**The input**.
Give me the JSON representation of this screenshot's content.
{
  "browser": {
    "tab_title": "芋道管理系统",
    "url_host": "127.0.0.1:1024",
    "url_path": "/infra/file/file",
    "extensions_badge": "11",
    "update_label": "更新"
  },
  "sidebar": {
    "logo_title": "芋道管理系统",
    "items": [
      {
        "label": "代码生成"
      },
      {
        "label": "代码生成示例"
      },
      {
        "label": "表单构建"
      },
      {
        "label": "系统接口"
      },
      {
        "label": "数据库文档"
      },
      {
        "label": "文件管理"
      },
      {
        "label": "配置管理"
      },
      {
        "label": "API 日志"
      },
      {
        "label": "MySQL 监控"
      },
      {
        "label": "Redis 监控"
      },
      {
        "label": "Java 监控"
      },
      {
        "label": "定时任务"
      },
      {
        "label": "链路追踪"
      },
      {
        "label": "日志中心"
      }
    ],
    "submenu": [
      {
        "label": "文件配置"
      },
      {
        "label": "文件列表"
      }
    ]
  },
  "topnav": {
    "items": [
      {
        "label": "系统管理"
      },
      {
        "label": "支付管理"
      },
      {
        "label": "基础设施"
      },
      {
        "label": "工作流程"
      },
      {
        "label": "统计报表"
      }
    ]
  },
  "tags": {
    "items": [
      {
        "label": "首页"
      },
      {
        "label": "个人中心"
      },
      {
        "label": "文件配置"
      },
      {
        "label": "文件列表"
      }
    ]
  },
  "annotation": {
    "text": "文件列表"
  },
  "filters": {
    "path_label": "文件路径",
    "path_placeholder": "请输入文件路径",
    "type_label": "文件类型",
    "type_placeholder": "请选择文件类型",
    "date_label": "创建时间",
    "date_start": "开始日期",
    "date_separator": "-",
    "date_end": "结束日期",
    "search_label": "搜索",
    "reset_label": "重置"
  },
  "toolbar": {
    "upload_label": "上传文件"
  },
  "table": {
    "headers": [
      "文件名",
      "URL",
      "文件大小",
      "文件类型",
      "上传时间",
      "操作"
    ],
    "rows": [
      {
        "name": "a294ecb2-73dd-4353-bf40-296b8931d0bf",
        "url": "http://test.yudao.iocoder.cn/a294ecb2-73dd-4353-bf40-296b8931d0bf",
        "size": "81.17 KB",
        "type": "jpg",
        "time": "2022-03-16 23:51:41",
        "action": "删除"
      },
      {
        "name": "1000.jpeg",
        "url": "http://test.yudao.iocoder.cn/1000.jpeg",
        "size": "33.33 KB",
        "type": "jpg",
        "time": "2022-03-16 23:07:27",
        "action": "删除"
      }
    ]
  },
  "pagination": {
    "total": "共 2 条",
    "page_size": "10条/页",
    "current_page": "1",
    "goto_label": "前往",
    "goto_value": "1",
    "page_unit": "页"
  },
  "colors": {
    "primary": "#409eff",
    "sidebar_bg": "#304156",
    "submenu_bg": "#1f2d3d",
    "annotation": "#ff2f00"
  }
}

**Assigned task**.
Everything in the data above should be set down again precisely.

**Written reply**.
Give me the JSON representation of this screenshot's content.
{
  "browser": {
    "tab_title": "芋道管理系统",
    "url_host": "127.0.0.1:1024",
    "url_path": "/infra/file/file",
    "extensions_badge": "11",
    "update_label": "更新"
  },
  "sidebar": {
    "logo_title": "芋道管理系统",
    "items": [
      {
        "label": "代码生成"
      },
      {
        "label": "代码生成示例"
      },
      {
        "label": "表单构建"
      },
      {
        "label": "系统接口"
      },
      {
        "label": "数据库文档"
      },
      {
        "label": "文件管理"
      },
      {
        "label": "配置管理"
      },
      {
        "label": "API 日志"
      },
      {
        "label": "MySQL 监控"
      },
      {
        "label": "Redis 监控"
      },
      {
        "label": "Java 监控"
      },
      {
        "label": "定时任务"
      },
      {
        "label": "链路追踪"
      },
      {
        "label": "日志中心"
      }
    ],
    "submenu": [
      {
        "label": "文件配置"
      },
      {
        "label": "文件列表"
      }
    ]
  },
  "topnav": {
    "items": [
      {
        "label": "系统管理"
      },
      {
        "label": "支付管理"
      },
      {
        "label": "基础设施"
      },
      {
        "label": "工作流程"
      },
      {
        "label": "统计报表"
      }
    ]
  },
  "tags": {
    "items": [
      {
        "label": "首页"
      },
      {
        "label": "个人中心"
      },
      {
        "label": "文件配置"
      },
      {
        "label": "文件列表"
      }
    ]
  },
  "annotation": {
    "text": "文件列表"
  },
  "filters": {
    "path_label": "文件路径",
    "path_placeholder": "请输入文件路径",
    "type_label": "文件类型",
    "type_placeholder": "请选择文件类型",
    "date_label": "创建时间",
    "date_start": "开始日期",
    "date_separator": "-",
    "date_end": "结束日期",
    "search_label": "搜索",
    "reset_label": "重置"
  },
  "toolbar": {
    "upload_label": "上传文件"
  },
  "table": {
    "headers": [
      "文件名",
      "URL",
      "文件大小",
      "文件类型",
      "上传时间",
      "操作"
    ],
    "rows": [
      {
        "name": "a294ecb2-73dd-4353-bf40-296b8931d0bf",
        "url": "http://test.yudao.iocoder.cn/a294ecb2-73dd-4353-bf40-296b8931d0bf",
        "size": "81.17 KB",
        "type": "jpg",
        "time": "2022-03-16 23:51:41",
        "action": "删除"
      },
      {
        "name": "1000.jpeg",
        "url": "http://test.yudao.iocoder.cn/1000.jpeg",
        "size": "33.33 KB",
        "type": "jpg",
        "time": "2022-03-16 23:07:27",
        "action": "删除"
      }
    ]
  },
  "pagination": {
    "total": "共 2 条",
    "page_size": "10条/页",
    "current_page": "1",
    "goto_label": "前往",
    "goto_value": "1",
    "page_unit": "页"
  },
  "colors": {
    "primary": "#409eff",
    "sidebar_bg": "#304156",
    "submenu_bg": "#1f2d3d",
    "annotation": "#ff2f00"
  }
}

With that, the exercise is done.